Posted In: Strategic Planning
Why So Much Un-Executable Strategy? Part 3…
In two recent blog posts (Why So Much Un-Executable Strategy, and Why So Much Un-Executable Strategy, Part 2…) we’ve focused on two reasons why so many firm strategies (or “strategic plans”) fail to result in strategic change: either the strategies were poorly designed, or the firms are poorly aligned internally to implement the strategies. In this post, we would like to focus on a third reason why so many strategies fail to result in change – or fail even to be executed – the implementation process itself.
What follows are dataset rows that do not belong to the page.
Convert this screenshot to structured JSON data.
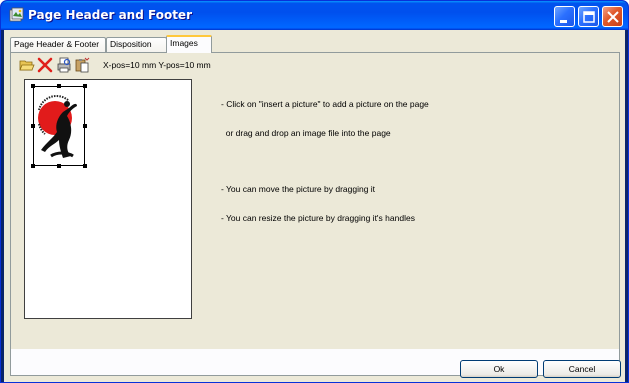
{
  "window": {
    "title": "Page Header and Footer"
  },
  "tabs": [
    {
      "label": "Page Header & Footer",
      "active": false
    },
    {
      "label": "Disposition",
      "active": false
    },
    {
      "label": "Images",
      "active": true
    }
  ],
  "toolbar": {
    "buttons": [
      {
        "name": "open-folder-icon",
        "tooltip": ""
      },
      {
        "name": "delete-icon",
        "tooltip": ""
      },
      {
        "name": "print-preview-icon",
        "tooltip": ""
      },
      {
        "name": "paste-icon",
        "tooltip": ""
      }
    ],
    "position_readout": "X-pos=10 mm  Y-pos=10 mm"
  },
  "instructions": {
    "lines": [
      "- Click on \"insert a picture\" to add a picture on the page",
      "  or drag and drop an image file into the page",
      "",
      "- You can move the picture by dragging it",
      "- You can resize the picture by dragging it's handles"
    ]
  },
  "buttons": {
    "ok": "Ok",
    "cancel": "Cancel"
  },
  "colors": {
    "titlebar": "#0053ee",
    "window_bg": "#ece9d8",
    "tab_highlight": "#ffc83c",
    "logo_red": "#e11b1b"
  }
}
Technically, of course, a flawed implementation process does not mean the strategy itself is “un-executable”, as our title would suggest. Maybe a better process would result in a different outcome. However, in practice it makes little difference if the failure to execute is preordained or emerges from a flawed implementation process. The outcome is the same, and the firm fails to achieve its goals.
In many cases, flawed execution is intricately linked to a poorly designed plan (already discussed), but in other cases the firm’s approach to execution dooms the prospects for success of good plans. In situations where the strategy is well designed, it remains common for the firm to fall down on implementation. A typical early issue on this front comes in clearly communicating the strategy. We’ve noted in other contexts that while most firms have a “strategic plan,” a surprisingly large percentage of partners we encounter have little if any real understanding of the firm’s overall strategy. If they can’t articulate it, it is almost certain that they also cannot articulate their role in its implementation – what does the strategy require of the individual partner? What behaviors is she supposed to change? So the firm creates a strategy, fails to embed it, and it dies on the vine. Why? Because the partners don’t see the connection between their individual behaviors, or roles, and the greater purpose embedded in the firm’s strategy. They just don’t see how their own actions relate.
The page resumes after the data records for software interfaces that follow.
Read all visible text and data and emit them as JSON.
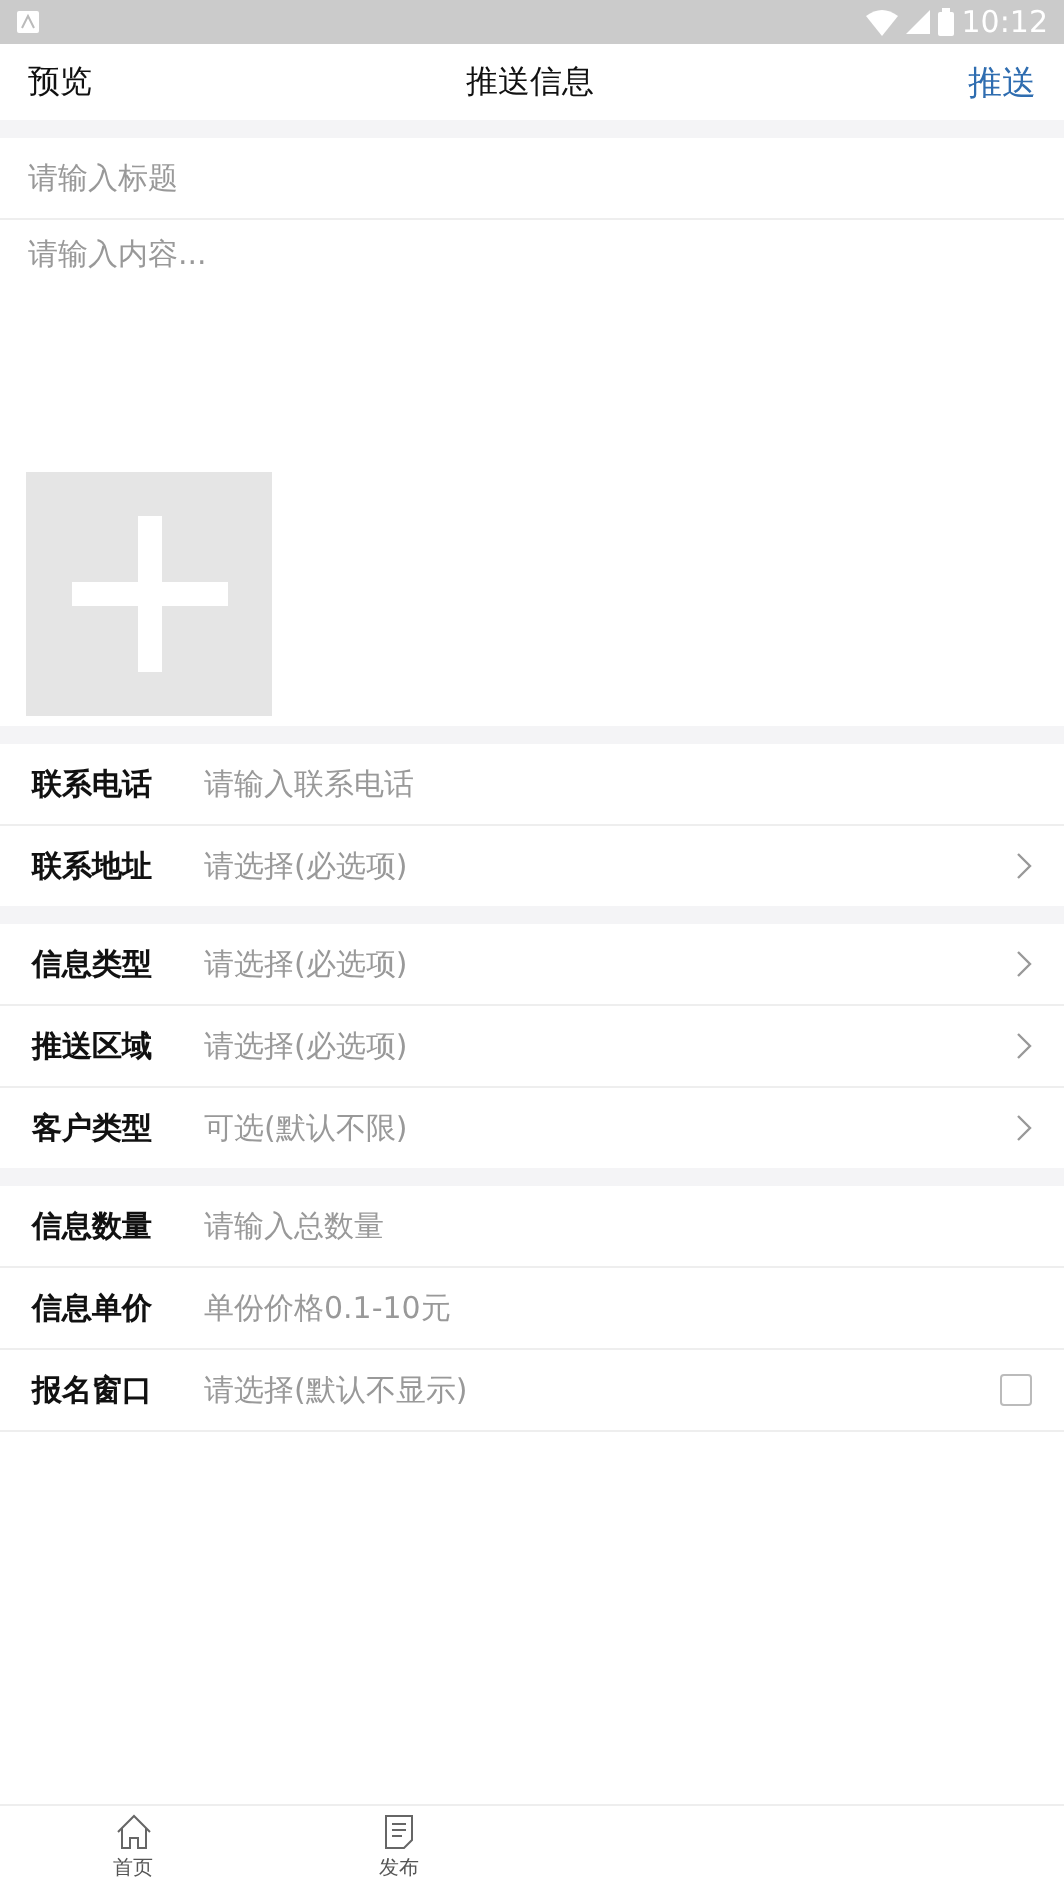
{
  "status_bar": {
    "time": "10:12"
  },
  "header": {
    "left": "预览",
    "title": "推送信息",
    "right": "推送"
  },
  "title_field": {
    "placeholder": "请输入标题"
  },
  "content_field": {
    "placeholder": "请输入内容..."
  },
  "groups": [
    {
      "rows": [
        {
          "kind": "input",
          "label": "联系电话",
          "placeholder": "请输入联系电话"
        },
        {
          "kind": "select",
          "label": "联系地址",
          "placeholder": "请选择(必选项)"
        }
      ]
    },
    {
      "rows": [
        {
          "kind": "select",
          "label": "信息类型",
          "placeholder": "请选择(必选项)"
        },
        {
          "kind": "select",
          "label": "推送区域",
          "placeholder": "请选择(必选项)"
        },
        {
          "kind": "select",
          "label": "客户类型",
          "placeholder": "可选(默认不限)"
        }
      ]
    },
    {
      "rows": [
        {
          "kind": "input",
          "label": "信息数量",
          "placeholder": "请输入总数量"
        },
        {
          "kind": "input",
          "label": "信息单价",
          "placeholder": "单份价格0.1-10元"
        },
        {
          "kind": "checkbox",
          "label": "报名窗口",
          "placeholder": "请选择(默认不显示)",
          "checked": false
        }
      ]
    }
  ],
  "tab_bar": [
    {
      "kind": "home",
      "label": "首页"
    },
    {
      "kind": "document",
      "label": "发布"
    }
  ]
}
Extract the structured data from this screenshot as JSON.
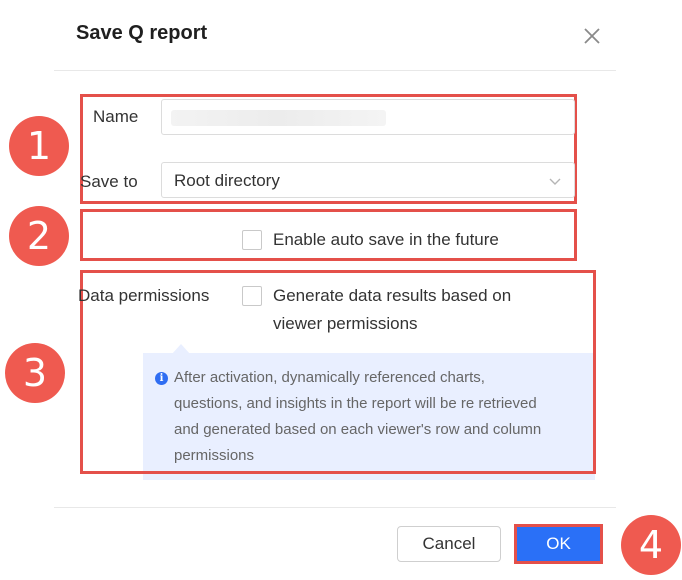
{
  "dialog": {
    "title": "Save Q report",
    "name_label": "Name",
    "name_value": "",
    "save_to_label": "Save to",
    "save_to_value": "Root directory",
    "auto_save_label": "Enable auto save in the future",
    "data_permissions_label": "Data permissions",
    "generate_line1": "Generate data results based on",
    "generate_line2": "viewer permissions",
    "info_lines": [
      "After activation, dynamically referenced charts,",
      "questions, and insights in the report will be re retrieved",
      "and generated based on each viewer's row and column",
      "permissions"
    ],
    "cancel_label": "Cancel",
    "ok_label": "OK"
  },
  "annotations": [
    "1",
    "2",
    "3",
    "4"
  ],
  "colors": {
    "accent": "#2a70f7",
    "highlight": "#e4504a",
    "info_bg": "#e9efff"
  },
  "icons": {
    "close": "close-icon",
    "dropdown": "chevron-down-icon",
    "info": "info-icon"
  }
}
A second shortfall arises from the diffusion of responsibility so common in most firms. It’s not possible, of course, to avoid distributing responsibility for action to numerous groups and individuals, but responsibility needs to be linked back to the core strategic objectives, and carry the imperative of leadership. “If this doesn’t get done, we are not going to achieve our strategy. This is your primary objective, not something done in your spare time.” Consider a hypothetical. A firm’s strategy requires it to achieve a level of prominence in, say, corporate M&A that will drive overall brand recognition and pricing. If you are the head of the corporate department in this firm, building the appropriate team, and working to upgrade the corporate client base (in conjunction with the Managing Partner, your department’s partners, the marketing and BD teams, etc.) must be your primary responsibility. More than likely, though, that is not your mindset. Your primary responsibility is to take care of your personal clients and maybe get more of them. Your secondary responsibility might be to make sure the trains run on time in the department, or maybe make some operational improvements in the department. If you are like most people in this situation, your personal role in achieving the firm’s strategy takes third place, at best, and maybe not even that – you are probably also on some other firm committees or have other distractions. So three years later, the firm’s market position in M&A is exactly the same as it was at the launch of the plan, and the firm’s strategy is moribund.
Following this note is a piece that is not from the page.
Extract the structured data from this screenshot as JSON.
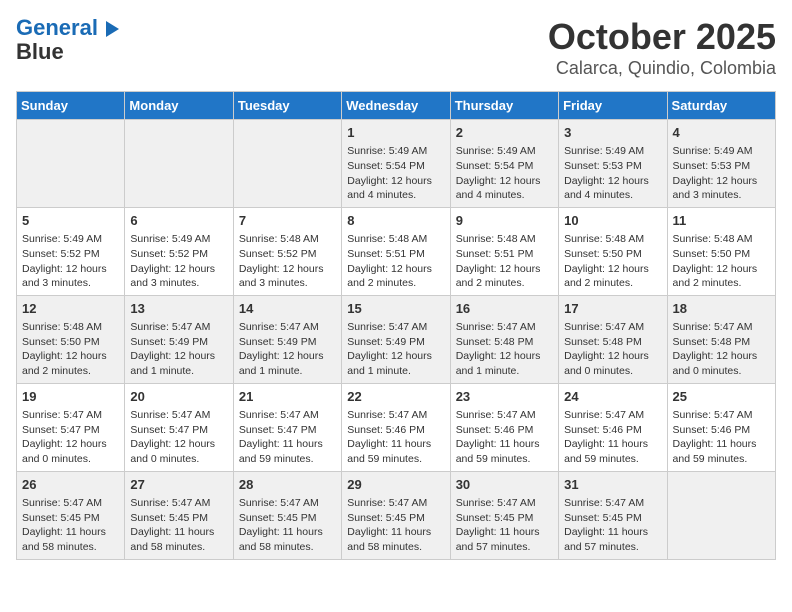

A third implementation shortfall can probably be easily recognized in the last paragraph: failure to chose, and hold people accountable to, the right metrics. Sticking with our corporate department chair for the moment, it is likely that he is worried first of all about his personal metrics and secondarily about his department’s “averages,” such as average hours, overall fees, etc. What happens if the game is changed so that his primary focus was on a few metrics that clearly relate to the firm’s overall need to change its M&A market position? For example, what if the chair was evaluated solely on 1) improvements in the overall M&A client base’s quality and volume and 2) attraction of top quality, market recognized practitioners to the group, measured over a multi-year time horizon? Would his focus change? (If not, you probably have the wrong chair.) Would the outcome be different three years later? Probably.
There are other ways that firms fall down on strategic implementation, and many of them stem from the basic orientation of the firm toward the status quo. Change is hard, and if the firm is going to achieve real strategic change it needs to recognize the need, identify the change, and align everything around achieving it. If you have truly identified the firm’s strategic challenge and created a sound strategy to address it, the implementation process needs to be built on the idea that achieving the strategy is the most important thing the firm can do – not something that maybe we should work towards in our spare time.